In the United States, more than 23,538 individuals file for bankruptcy each year. These large numbers are due, in part, to the troubling economic times and how easy it is to get in over your head with several different creditors at once. If you have found yourself unable to pay your bills and possibly even receiving calls from collection agencies each day, filing for bankruptcy may be the best solution for you. However, it should be understood that bankruptcy is never a “quick fix,” and instead of being your first choice, it should actually be a last resort. Before you even think about bankruptcy, make sure you have eliminated all unnecessary expenses and that you have researched and exhausted all other possible solutions. If this is the case, then you will need to decide which type of bankruptcy you will need to file.
Though there are several different types of bankruptcy in the United States, the two most common forms of personal bankruptcy include Chapter 7 bankruptcy, also called straight bankruptcy or liquidation, and Chapter 13 Bankruptcy, also called reorganization. More people file for Chapter 7 bankruptcy than for any other type of bankruptcy. When you file for this form of bankruptcy, your assets, excepting a few that are exempt, are seized and used to repay your creditors. For many, this provides a great deal of financial freedom and the ability to start over from scratch; it should be noted, however, that a Chapter 7 bankruptcy will stay on your credit report for ten years and may cause you some difficulty in securing jobs, housing, loans, or general credit during that time period.

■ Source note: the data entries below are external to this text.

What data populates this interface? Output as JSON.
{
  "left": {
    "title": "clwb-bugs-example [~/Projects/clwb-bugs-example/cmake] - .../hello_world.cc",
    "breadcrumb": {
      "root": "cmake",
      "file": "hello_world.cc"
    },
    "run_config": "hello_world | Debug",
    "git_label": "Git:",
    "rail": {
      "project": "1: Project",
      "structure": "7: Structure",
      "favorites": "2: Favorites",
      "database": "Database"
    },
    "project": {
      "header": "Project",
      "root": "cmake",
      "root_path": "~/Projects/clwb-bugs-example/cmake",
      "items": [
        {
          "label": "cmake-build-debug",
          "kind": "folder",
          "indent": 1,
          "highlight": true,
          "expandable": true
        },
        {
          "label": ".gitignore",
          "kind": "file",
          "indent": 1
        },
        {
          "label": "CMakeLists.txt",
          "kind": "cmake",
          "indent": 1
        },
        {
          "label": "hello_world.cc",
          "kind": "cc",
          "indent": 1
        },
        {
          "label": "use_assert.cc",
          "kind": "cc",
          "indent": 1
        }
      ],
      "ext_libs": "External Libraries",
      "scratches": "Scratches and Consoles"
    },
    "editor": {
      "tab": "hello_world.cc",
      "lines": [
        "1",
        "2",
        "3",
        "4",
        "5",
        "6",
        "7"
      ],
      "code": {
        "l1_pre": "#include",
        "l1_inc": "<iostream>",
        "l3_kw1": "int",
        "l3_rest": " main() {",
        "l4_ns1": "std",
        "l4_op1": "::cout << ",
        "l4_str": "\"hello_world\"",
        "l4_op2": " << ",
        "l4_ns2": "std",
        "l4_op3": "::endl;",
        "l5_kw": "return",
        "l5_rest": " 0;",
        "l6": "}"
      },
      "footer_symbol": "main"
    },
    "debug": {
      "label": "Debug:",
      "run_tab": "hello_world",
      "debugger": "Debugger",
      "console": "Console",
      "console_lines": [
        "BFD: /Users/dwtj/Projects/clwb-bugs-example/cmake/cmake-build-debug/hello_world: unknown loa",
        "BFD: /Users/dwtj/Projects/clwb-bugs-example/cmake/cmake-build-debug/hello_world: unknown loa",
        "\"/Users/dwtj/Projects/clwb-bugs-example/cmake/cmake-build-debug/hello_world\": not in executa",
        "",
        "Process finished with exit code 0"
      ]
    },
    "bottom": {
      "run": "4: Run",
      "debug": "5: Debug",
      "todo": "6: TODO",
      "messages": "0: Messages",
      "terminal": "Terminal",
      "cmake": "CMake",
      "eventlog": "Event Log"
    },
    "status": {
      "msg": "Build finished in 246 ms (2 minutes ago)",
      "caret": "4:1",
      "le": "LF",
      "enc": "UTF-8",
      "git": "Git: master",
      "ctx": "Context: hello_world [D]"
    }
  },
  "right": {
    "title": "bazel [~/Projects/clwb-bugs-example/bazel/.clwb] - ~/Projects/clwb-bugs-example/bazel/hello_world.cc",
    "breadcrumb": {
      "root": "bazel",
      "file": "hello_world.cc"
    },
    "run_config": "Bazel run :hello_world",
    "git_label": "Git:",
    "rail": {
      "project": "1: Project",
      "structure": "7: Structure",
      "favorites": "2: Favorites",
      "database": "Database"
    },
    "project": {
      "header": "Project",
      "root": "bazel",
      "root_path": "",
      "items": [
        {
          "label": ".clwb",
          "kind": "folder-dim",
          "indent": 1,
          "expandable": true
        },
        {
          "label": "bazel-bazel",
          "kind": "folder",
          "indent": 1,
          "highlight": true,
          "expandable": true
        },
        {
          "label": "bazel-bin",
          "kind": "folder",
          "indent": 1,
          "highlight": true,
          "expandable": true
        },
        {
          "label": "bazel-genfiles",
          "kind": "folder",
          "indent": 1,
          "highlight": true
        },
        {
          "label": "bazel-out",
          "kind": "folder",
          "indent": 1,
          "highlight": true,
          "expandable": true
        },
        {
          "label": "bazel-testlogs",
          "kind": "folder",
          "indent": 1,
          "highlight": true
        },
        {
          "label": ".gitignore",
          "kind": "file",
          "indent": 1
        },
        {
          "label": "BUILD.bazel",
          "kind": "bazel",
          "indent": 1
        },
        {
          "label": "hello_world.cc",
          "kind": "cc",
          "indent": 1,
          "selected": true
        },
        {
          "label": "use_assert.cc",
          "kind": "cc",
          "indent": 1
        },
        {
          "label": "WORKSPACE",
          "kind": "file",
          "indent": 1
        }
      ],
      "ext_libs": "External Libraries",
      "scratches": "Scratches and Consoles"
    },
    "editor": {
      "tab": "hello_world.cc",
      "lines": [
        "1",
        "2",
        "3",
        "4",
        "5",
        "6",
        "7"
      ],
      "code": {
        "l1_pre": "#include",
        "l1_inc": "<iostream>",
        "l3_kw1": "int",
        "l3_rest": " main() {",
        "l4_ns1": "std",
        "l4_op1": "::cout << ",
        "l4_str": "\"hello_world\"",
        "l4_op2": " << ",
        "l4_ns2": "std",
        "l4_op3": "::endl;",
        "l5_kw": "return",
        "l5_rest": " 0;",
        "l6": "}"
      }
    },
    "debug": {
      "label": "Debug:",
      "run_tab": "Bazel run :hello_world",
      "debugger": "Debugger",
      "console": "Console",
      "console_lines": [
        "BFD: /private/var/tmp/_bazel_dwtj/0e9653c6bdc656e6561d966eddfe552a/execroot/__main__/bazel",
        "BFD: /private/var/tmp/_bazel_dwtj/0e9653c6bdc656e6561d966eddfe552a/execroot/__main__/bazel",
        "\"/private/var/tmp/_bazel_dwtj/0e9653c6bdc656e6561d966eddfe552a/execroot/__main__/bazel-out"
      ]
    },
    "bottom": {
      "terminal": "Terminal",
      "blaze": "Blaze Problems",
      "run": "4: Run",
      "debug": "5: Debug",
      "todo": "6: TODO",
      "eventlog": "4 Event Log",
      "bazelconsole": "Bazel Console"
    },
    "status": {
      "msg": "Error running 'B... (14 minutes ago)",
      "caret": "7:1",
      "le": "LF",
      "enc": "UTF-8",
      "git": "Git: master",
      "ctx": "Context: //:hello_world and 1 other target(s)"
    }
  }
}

A Chapter 13 bankruptcy occurs when you opt to submit to what is known as a financial reorganization in a federal bankruptcy court. During this process, you will help to put together and then agree to a plan that will enable you to pay off the debts you have accumulated within a pre-specified amount of time. This can be a great option for those who have enough disposable income to carry out the Chapter 13 plan and who wish for the process to have a less negative impact on their credit reports. In contrast to the Chapter 7 bankruptcy, a Chapter 13 bankruptcy will only appear on your credit report for seven years and will generally be looked upon more favorably by creditors.
During this important decision making process, you should be aware of the impact each type of bankruptcy will have on your credit and on your financial state. All individuals will not be eligible for all types of bankruptcy, so in some cases, choices may be limited. The best way to find out which type of bankruptcy is the best option for you is to set up a free consultation with a bankruptcy lawyer in your area or to do the research yourself. Once you have done this, all you will have left to do is begin the actual filing process. Having a knowledgeable professional to guide you through this difficult situation is key during this important time.